The Count and the Confession: A True Story of Murder by John Taylor Roger de la Burde was a wealthy scientist and art collector, he claimed to be a Polish Count, wore ascots, and bowed to women. But after he was found dead in the library of his Virginia estate, police discovered that de la Burde was such a womanizing swindler that they had no difficulty compiling a list of suspects, including the tobacco company he was suing, his disgruntled business associates, longtime girlfriend, pregnant mistress, and her husband. The woman charged, Beverly Monroe was an educated genteel Southern mother and de la Burde's lover for 12 years (despite his frequent affairs). She made a bizarre confession under intense police questioning.

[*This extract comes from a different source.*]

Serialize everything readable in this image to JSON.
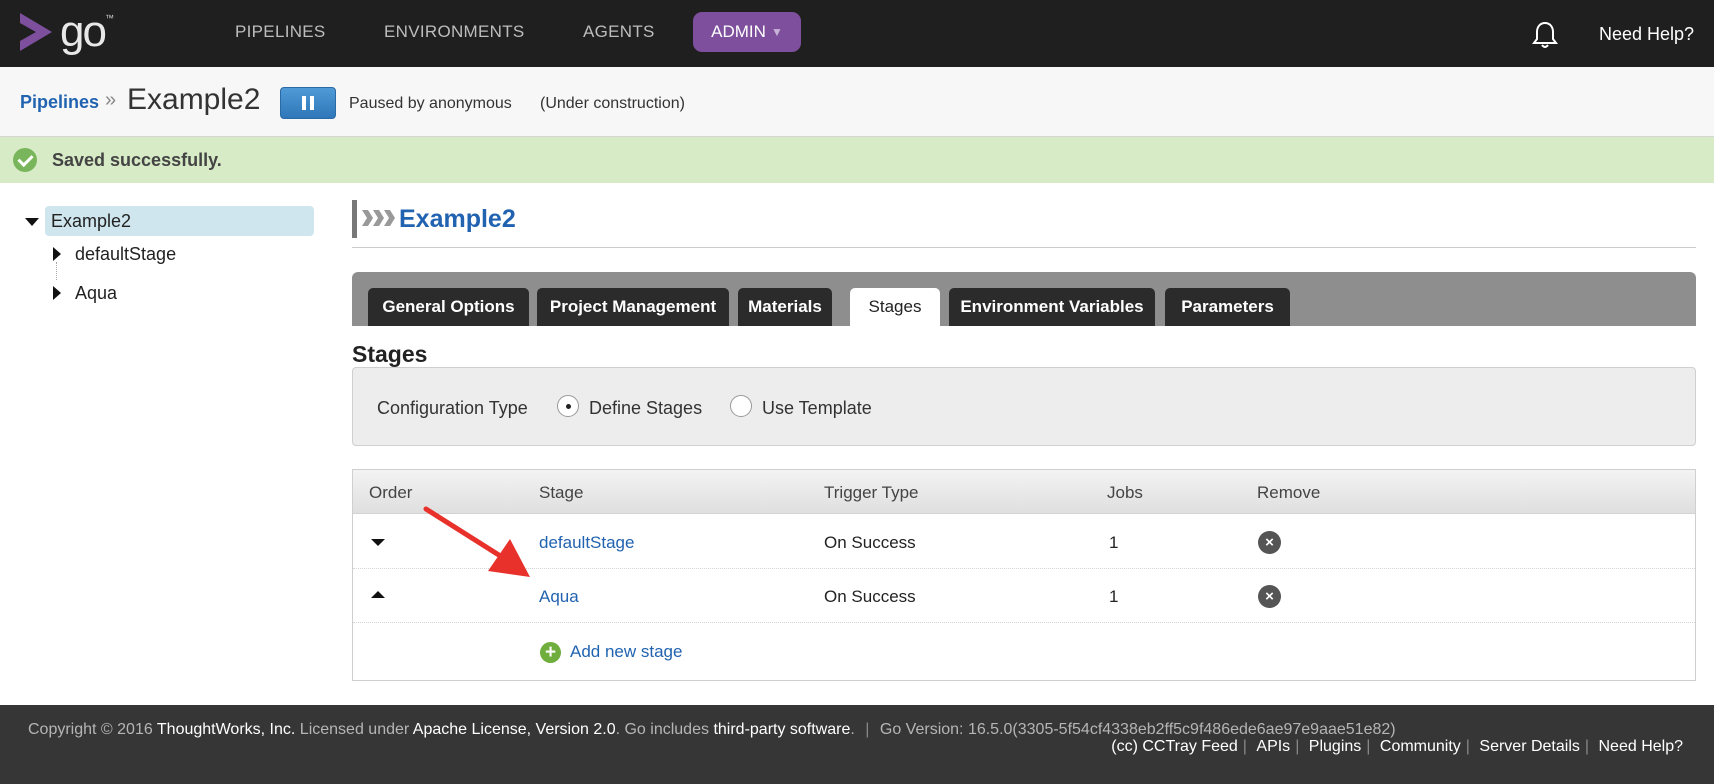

No Crueler Tyrannies: Accusation, False Witness, and Other Terrors of Our Times by Dorothy Rabinowitz "In 1742, Charles-Louis de Secondat, Baron de Montesquieu, wrote, ""There is no crueler tyranny than that which is perpetrated under the shield of law and in the name of justice."" Two hundred forty-three years later, in 1985, Dorothy Rabinowitz, a syndicated columnist and television commentator, encountered the case of a New Jersey day care worker named Kelly Michaels, accused of 280 counts of sexually abusing nursery school children -- and exposed the first of the prosecutorial abuses described in No Crueler Tyrannies. No Crueler Tyrannies recalls the hysteria that accompanied the child sex-abuse witch-hunts of the 1980s and 1990s: how a single anonymous phone call could bring to bear an army of recovered-memory therapists, venal and ambitious prosecutors, and hypocritical judges -- an army that jailed hundreds of innocent Americans.


| privacy
Febrero 3, 2012